EXERCISE AIM: For the records below, give the count of lines holding the word "this" and nothing more.

┌──

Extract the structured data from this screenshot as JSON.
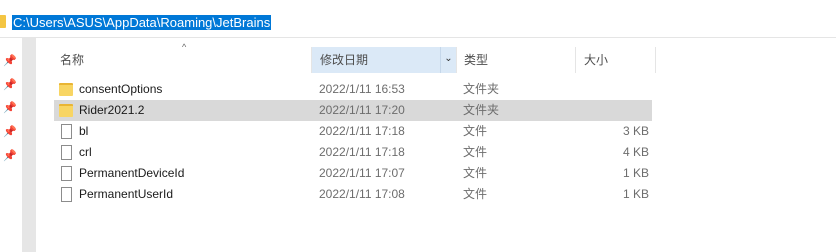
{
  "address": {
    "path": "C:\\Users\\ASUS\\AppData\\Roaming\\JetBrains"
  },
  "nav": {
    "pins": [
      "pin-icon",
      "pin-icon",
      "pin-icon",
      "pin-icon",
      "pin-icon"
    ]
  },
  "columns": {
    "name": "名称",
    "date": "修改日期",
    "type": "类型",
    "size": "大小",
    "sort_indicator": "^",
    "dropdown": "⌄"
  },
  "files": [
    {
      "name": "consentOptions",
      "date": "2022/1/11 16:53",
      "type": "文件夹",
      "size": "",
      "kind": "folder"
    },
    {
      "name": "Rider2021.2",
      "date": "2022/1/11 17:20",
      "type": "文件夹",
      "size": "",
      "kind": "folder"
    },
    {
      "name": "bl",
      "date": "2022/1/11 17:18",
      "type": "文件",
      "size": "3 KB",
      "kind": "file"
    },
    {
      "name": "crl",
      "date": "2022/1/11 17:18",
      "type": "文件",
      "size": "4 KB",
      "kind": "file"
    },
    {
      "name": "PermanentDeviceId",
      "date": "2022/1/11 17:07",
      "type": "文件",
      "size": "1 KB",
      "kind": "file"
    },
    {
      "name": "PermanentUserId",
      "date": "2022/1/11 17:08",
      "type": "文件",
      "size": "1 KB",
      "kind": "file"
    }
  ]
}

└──
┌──

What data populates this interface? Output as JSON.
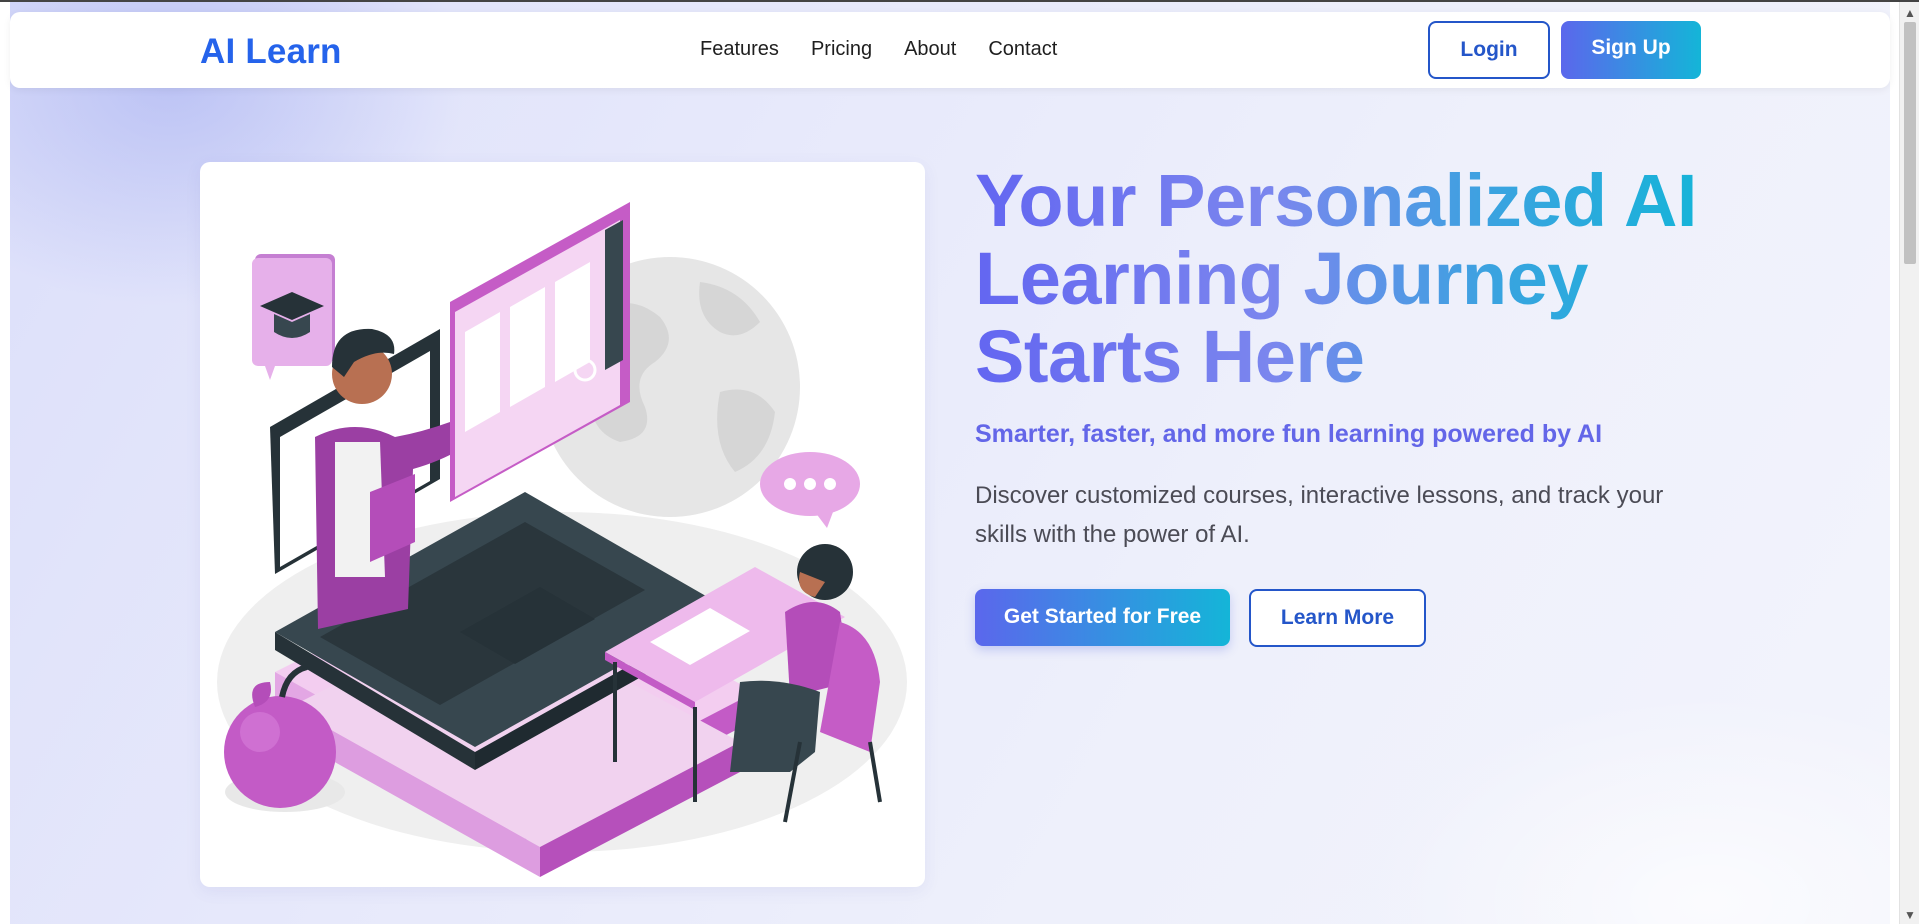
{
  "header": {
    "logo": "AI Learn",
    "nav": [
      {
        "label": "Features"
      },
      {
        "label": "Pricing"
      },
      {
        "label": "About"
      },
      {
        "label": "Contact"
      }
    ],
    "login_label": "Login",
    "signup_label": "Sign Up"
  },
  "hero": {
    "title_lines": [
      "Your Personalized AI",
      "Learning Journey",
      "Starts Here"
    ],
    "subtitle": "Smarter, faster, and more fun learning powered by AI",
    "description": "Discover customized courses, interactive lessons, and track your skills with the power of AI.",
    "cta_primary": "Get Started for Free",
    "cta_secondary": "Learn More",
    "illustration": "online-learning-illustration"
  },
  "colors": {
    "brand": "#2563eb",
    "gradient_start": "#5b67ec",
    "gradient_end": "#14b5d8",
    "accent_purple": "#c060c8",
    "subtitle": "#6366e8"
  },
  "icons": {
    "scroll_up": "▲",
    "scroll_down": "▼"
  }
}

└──

PROBLEM SOLUTION: 2